If I wanted to have some fun while making a point, I could easily design rubrics that would cause William Shakespeare, Ernest Hemingway, Virginia Woolf, Salman Rushdie and Toni Morrison to flunk college English. (We could probably do that for just about every renowned writer in history.) I'd tell Hemingway his sentences are too short, I'd tell Woolf and Rushdie their sentences are too long, I'd bash the Bard for using unnecessarily complex vocabulary and inverting his sentence structure, and I'd accuse all of them of choosing inappropriate subject matter. (Hey, maybe that would be a great project to engage in. You know, in my spare time.)
So, no rubrics for creative writing. You'd think the students would be thrilled. But sometimes a funny thing happens when, instead of specifying what you are "looking for," you open up possibilities: Some students panic. If I haven't told them what I'm "looking for," they aren't sure what they are supposed to be doing. I tell them, what you're supposed to be doing is making art. You tell me what matters to you. You decide what form suits your subject matter; I've issued a few guidelines, but it's your voice I want to hear in the piece, not mine.

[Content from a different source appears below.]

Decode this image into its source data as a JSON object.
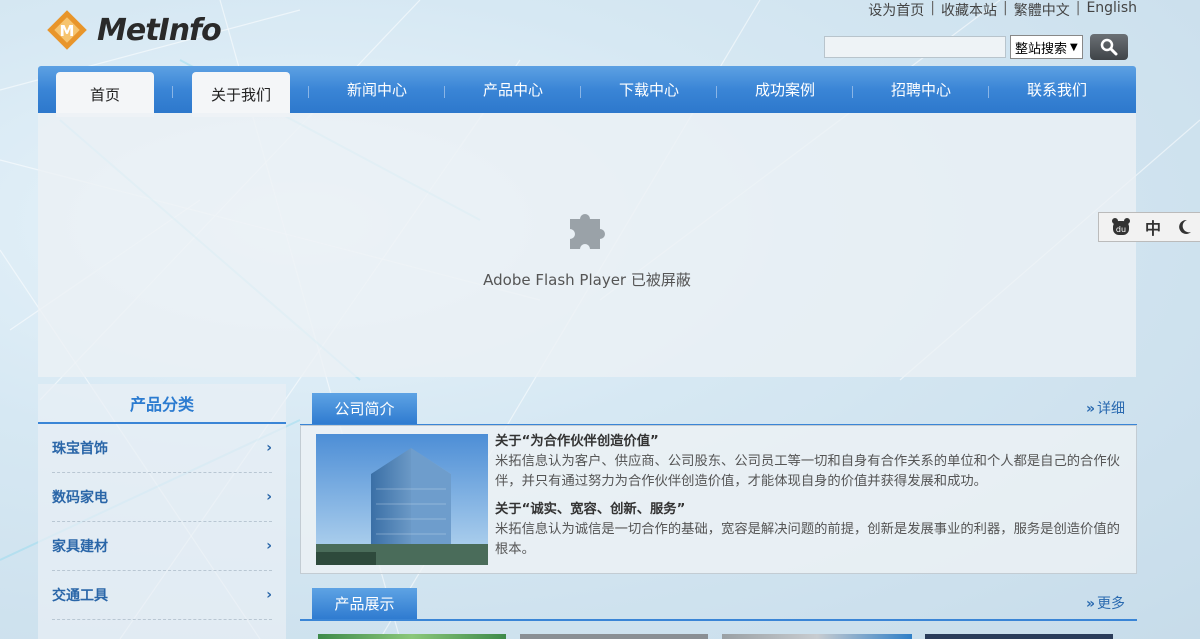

I did the best I could to soothe the nerves. I provided model pieces from past assignments and from professionals. I further elucidated my philosophies of teaching and writing. I reminded them that (a) it's a draft, not a final, and (b) when it comes to creative writing, my grading methods are non-traditional. I hope I was successful in quelling at least some anxiety. I hope they did some writing this weekend, and I hope they didn't panic.
Rubrics have their place. In certain situations, I find them helpful as a teacher. For my children, they can be useful tools for understanding what needs to be prioritized in their assignments. This is all to the good.
Yet it's also possible to lose our sense of balance--to forget that rubrics should be designed to serve our needs, rather than dominating educational culture so much that instead of rubrics serving our needs, we must submit to the demands of the rubric. Certainly there are times when it's helpful to know what others are "looking for." But there are also times when it's vital to do, say, or create something that perhaps no one was "looking for." How else does the world move forward?
Rubrics seem to have become the "training wheels" of K-12 education, and training wheels--like rubrics--have their place. But leave those training wheels on too long and the cyclist might never learn how it feels to achieve the sense of balance necessary to ride independently. When our children are behaviorally conditioned throughout their formative years to believe all that "counts" is what someone in authority is "looking for," even the most creative among us may become prone to paralysis, unsure of what to say when nobody has told us ahead of time what it is that we're "supposed" to be saying.